Volunteers of the Month: Property Guardians Colin O’Neil, Roberta and Roy Harding

17 Mar 2022

From left to right: Property guardians Roy Harding, Roberta Harding and Colin O’Neil

Colin O’Neil, Roberta and Roy Harding have been volunteering as Property Guardians at the Nature Trust’s conservation easement land on the Meander River for the past three years. We’re delighted to highlight their volunteer efforts as a great example of stewardship and having the whole family get outdoors, connect with nature, and spend time making a difference together.
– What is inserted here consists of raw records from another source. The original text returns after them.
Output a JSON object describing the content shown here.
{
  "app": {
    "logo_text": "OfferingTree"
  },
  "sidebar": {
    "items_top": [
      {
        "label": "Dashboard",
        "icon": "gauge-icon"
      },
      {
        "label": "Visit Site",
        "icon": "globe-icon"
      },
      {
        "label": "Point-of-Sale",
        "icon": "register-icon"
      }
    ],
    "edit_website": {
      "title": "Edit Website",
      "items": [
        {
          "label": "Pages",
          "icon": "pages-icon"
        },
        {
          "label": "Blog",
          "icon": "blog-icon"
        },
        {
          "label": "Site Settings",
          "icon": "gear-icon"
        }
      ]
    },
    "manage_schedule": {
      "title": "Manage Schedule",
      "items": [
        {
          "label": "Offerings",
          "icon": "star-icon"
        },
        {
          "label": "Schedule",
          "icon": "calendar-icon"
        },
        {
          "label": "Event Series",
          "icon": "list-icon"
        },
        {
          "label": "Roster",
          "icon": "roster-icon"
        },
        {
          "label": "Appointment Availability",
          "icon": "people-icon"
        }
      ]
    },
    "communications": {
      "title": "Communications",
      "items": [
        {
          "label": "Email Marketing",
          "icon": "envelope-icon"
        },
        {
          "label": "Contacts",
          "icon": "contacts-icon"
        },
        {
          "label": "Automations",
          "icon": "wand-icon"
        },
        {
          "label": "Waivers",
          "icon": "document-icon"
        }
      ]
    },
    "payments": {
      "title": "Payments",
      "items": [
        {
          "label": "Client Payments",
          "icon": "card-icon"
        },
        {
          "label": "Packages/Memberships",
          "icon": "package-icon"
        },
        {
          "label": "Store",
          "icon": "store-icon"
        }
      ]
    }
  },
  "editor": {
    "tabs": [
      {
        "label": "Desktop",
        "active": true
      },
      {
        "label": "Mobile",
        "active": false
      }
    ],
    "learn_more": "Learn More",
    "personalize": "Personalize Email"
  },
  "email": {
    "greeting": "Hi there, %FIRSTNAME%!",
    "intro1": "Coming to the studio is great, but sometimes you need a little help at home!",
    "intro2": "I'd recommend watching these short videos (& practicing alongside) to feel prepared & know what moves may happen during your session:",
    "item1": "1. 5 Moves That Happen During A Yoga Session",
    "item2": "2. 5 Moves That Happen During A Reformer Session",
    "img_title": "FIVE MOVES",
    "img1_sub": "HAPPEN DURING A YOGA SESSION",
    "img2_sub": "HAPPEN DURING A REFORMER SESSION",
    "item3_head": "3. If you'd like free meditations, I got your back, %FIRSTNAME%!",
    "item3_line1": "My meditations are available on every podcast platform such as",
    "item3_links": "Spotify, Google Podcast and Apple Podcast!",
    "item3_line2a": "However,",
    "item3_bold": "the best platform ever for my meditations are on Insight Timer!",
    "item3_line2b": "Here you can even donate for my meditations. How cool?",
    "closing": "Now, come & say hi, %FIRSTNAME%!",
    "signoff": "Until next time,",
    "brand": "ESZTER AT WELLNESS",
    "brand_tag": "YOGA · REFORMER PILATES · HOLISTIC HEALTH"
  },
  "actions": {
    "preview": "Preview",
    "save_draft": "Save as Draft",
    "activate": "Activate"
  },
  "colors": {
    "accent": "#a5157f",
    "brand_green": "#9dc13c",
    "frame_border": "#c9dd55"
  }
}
Colin works with the Department of Fisheries and Oceans on freshwater fisheries stock, after having worked with the Sackville Rivers Association as staff, volunteer, and board member. “As Roy can tell you, I’m pretty obsessed with water,” he jokes. But these days his work is largely desk-based, so he started to look for a volunteer opportunity that was more of a contrast to his everyday routine. With a background in public policy, biology, habitats and fish, and professional experience in river restoration and monitoring, becoming a Property Guardian for conservation land along one of Nova Scotia’s rivers was a perfect fit.

The opportunity also fit well with the whole family’s goals. “We like volunteering,” Colin explains, “but we were also looking for something kind of structured that would cover some of the other things we’re trying to fit into our lives, like getting outside and exercising.” It also gave them a ready-made outdoor destination when pandemic restrictions closed off many other options for family activities. “There were a few times we got out there when we couldn’t really go any other places,” he says.

Roy, age 9, says that visiting the land is the most fun when they bring along friends and family. “I like doing it with a group of people and hanging out. Especially with my cousins, because it’s always fun with my cousins because I have more fun with kids.” The site is not only close to their home but also is adjacent to Smiley’s Provincial Park, making access and extra recreation especially easy. Along with Roy’s mom, Roberta, they have also brought cousins and grandparents with them on stewardship visits. “This winter,” Roy remembers, “we went for a long walk and we played a game to break up the ice with rocks.”

Part of the fun of monitoring is the balance of predictability and adventure. “There’s not much to note most times, which is positive I guess,” says Colin. “It’s pretty stable, you don’t notice a lot of natural or human interference. It floods but you’d expect it to, because it’s a natural floodplain. It’s neat to see the effects of the flooding, you can see the dams, the branches. There’s quite a large beaver dam, and you see a lot of change with that over time.” There’s also old cow fencing and barbed wire to remove (“You can help a bit but that’s more a Colin job,” Colin reminds Roy). Roy adds that “if trees are growing on a steep hill that has erosion, the roots help keep the hill intact. [You can see it] on a few trees and on the riverbanks.” They also enjoy spotting wildlife, like the sleeping porcupine they recently encountered under a tree.

“I know Nova Scotia has a lot of private land, so it’s important to conserve land for the future and keep wild areas and endangered species,” says Colin. “We all believe in it strongly and want to protect animals.” In particular, he points out that “Property Guardianship is important because it means that the Nature Trust can use its resources for other priorities.”

Indeed, the Nature Trust absolutely depends on the inspiration and efforts of volunteers like Roy, Roberta, and Colin to ensure that our conservation lands are properly monitored and cared for. Please join us in thanking them for their dedication to helping us keep our promise of “forever wild”!

Get the latest conservation news in your inbox